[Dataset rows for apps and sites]
- - -

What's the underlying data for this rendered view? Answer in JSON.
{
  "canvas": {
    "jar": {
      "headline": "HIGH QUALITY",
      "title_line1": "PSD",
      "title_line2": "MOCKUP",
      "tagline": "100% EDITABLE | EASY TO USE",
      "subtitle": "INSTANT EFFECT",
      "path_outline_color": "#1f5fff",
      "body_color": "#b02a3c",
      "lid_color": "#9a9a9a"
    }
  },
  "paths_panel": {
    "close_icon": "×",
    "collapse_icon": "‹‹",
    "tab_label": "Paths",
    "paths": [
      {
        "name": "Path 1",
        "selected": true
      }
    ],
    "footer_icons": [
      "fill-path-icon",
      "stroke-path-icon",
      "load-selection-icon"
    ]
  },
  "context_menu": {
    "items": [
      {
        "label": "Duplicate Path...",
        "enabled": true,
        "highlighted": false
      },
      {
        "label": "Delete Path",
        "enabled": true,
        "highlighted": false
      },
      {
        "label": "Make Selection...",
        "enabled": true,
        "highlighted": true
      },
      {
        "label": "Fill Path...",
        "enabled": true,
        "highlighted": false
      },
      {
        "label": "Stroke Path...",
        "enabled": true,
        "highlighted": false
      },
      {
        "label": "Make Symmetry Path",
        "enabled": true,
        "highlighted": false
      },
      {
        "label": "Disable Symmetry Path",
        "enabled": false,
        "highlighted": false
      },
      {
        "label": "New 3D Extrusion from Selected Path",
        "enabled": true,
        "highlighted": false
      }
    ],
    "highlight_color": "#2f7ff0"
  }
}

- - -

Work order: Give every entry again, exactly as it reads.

Exercise output:
What's the underlying data for this rendered view? Answer in JSON.
{
  "canvas": {
    "jar": {
      "headline": "HIGH QUALITY",
      "title_line1": "PSD",
      "title_line2": "MOCKUP",
      "tagline": "100% EDITABLE | EASY TO USE",
      "subtitle": "INSTANT EFFECT",
      "path_outline_color": "#1f5fff",
      "body_color": "#b02a3c",
      "lid_color": "#9a9a9a"
    }
  },
  "paths_panel": {
    "close_icon": "×",
    "collapse_icon": "‹‹",
    "tab_label": "Paths",
    "paths": [
      {
        "name": "Path 1",
        "selected": true
      }
    ],
    "footer_icons": [
      "fill-path-icon",
      "stroke-path-icon",
      "load-selection-icon"
    ]
  },
  "context_menu": {
    "items": [
      {
        "label": "Duplicate Path...",
        "enabled": true,
        "highlighted": false
      },
      {
        "label": "Delete Path",
        "enabled": true,
        "highlighted": false
      },
      {
        "label": "Make Selection...",
        "enabled": true,
        "highlighted": true
      },
      {
        "label": "Fill Path...",
        "enabled": true,
        "highlighted": false
      },
      {
        "label": "Stroke Path...",
        "enabled": true,
        "highlighted": false
      },
      {
        "label": "Make Symmetry Path",
        "enabled": true,
        "highlighted": false
      },
      {
        "label": "Disable Symmetry Path",
        "enabled": false,
        "highlighted": false
      },
      {
        "label": "New 3D Extrusion from Selected Path",
        "enabled": true,
        "highlighted": false
      }
    ],
    "highlight_color": "#2f7ff0"
  }
}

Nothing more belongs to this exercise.